Uncertainty over Brexit “has already started to affect parts of the music industry,” writes Michael Hann in last Wednesday’s (4/3) Guardian (U.K.). For recordings, “with production costs having already increased for UK companies because of the fall in the pound, tax and customs costs set to increase, and retail margins on CDs already low … physical music is going to become more expensive…. Brexit’s greatest impact on music, though, looks likely to be on the live sector…. Take the carnet system. This allows people travelling on business to take merchandise from one country to another.… It may well not apply for British artists travelling to Europe, post-Brexit…. It’s not just money, it’s time—which on tours run on shoestring budgets is another cost…. Musicians will need visas, too. The industry has been calling for special musicians’ visas, but there’s been no response from government…. In the classical sector, venue bookers are starting to report that musicians are beginning to demand payment in euros, making them more expensive to book as the pound falls.

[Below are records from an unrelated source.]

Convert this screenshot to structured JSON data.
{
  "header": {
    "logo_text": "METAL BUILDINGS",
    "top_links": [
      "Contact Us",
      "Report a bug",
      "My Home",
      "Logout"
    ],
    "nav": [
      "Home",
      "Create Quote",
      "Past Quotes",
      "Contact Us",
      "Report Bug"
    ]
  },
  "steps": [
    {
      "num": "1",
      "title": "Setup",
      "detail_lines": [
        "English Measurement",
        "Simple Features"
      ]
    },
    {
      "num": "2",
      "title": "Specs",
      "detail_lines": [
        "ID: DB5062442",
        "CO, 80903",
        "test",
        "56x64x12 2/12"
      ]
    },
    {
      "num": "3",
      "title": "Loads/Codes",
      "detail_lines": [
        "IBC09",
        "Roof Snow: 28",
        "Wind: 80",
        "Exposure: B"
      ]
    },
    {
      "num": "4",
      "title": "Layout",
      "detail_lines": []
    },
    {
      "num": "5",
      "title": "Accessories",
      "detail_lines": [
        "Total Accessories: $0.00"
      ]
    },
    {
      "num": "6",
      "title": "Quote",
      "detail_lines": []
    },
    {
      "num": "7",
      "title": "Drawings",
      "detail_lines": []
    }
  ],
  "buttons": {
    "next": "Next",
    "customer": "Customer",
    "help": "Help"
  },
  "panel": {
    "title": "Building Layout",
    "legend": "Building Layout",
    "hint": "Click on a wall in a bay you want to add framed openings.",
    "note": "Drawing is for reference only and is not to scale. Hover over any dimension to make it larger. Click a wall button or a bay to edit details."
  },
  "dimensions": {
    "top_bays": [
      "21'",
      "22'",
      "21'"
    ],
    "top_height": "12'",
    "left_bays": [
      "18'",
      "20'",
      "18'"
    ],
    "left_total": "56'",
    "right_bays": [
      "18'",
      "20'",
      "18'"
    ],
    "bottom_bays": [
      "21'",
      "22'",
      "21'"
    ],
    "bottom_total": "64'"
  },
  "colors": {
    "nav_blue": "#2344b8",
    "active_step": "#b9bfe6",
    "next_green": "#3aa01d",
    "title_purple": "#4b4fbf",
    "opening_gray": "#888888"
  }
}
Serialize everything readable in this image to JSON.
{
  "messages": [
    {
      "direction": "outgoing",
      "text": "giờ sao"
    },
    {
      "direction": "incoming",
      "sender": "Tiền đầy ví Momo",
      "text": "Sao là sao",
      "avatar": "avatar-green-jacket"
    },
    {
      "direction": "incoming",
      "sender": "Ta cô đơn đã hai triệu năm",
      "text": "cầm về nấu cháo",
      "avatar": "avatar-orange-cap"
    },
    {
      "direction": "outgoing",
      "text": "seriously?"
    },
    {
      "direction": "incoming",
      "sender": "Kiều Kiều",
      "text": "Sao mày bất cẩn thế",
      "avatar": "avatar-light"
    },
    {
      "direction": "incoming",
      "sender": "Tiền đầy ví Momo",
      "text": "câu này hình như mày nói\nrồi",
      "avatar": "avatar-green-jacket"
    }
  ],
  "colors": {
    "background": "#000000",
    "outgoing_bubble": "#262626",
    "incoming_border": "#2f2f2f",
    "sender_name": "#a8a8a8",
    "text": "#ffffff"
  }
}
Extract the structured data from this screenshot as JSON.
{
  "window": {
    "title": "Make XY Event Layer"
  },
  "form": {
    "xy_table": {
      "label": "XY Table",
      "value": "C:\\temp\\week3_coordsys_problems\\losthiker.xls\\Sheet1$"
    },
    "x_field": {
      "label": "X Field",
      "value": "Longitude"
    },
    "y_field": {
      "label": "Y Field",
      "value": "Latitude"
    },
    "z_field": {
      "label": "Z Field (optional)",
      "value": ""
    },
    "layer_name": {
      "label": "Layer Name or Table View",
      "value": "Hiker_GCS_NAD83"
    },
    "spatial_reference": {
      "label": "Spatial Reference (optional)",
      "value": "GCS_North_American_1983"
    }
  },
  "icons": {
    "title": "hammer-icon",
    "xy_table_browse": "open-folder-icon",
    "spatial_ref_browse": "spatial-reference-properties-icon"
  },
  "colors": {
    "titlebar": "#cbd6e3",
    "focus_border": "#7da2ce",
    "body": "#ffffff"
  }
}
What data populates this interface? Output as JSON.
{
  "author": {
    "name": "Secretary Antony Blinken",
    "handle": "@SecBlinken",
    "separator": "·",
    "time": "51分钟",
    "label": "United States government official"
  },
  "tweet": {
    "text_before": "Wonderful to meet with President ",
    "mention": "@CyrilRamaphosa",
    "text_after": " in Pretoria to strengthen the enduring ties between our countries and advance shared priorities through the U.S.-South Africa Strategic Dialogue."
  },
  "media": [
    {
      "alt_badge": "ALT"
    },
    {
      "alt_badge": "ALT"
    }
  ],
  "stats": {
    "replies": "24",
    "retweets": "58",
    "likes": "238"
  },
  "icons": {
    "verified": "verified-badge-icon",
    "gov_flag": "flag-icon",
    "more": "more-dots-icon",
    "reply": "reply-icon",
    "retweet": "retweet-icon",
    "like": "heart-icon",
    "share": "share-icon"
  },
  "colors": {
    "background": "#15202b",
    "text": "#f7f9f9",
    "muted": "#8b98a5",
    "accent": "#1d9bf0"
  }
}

John Summers, chief executive of the Hallé Orchestra … warns of a big fall in the number of European musicians coming to the UK to learn and study.”

Posted April 11, 2019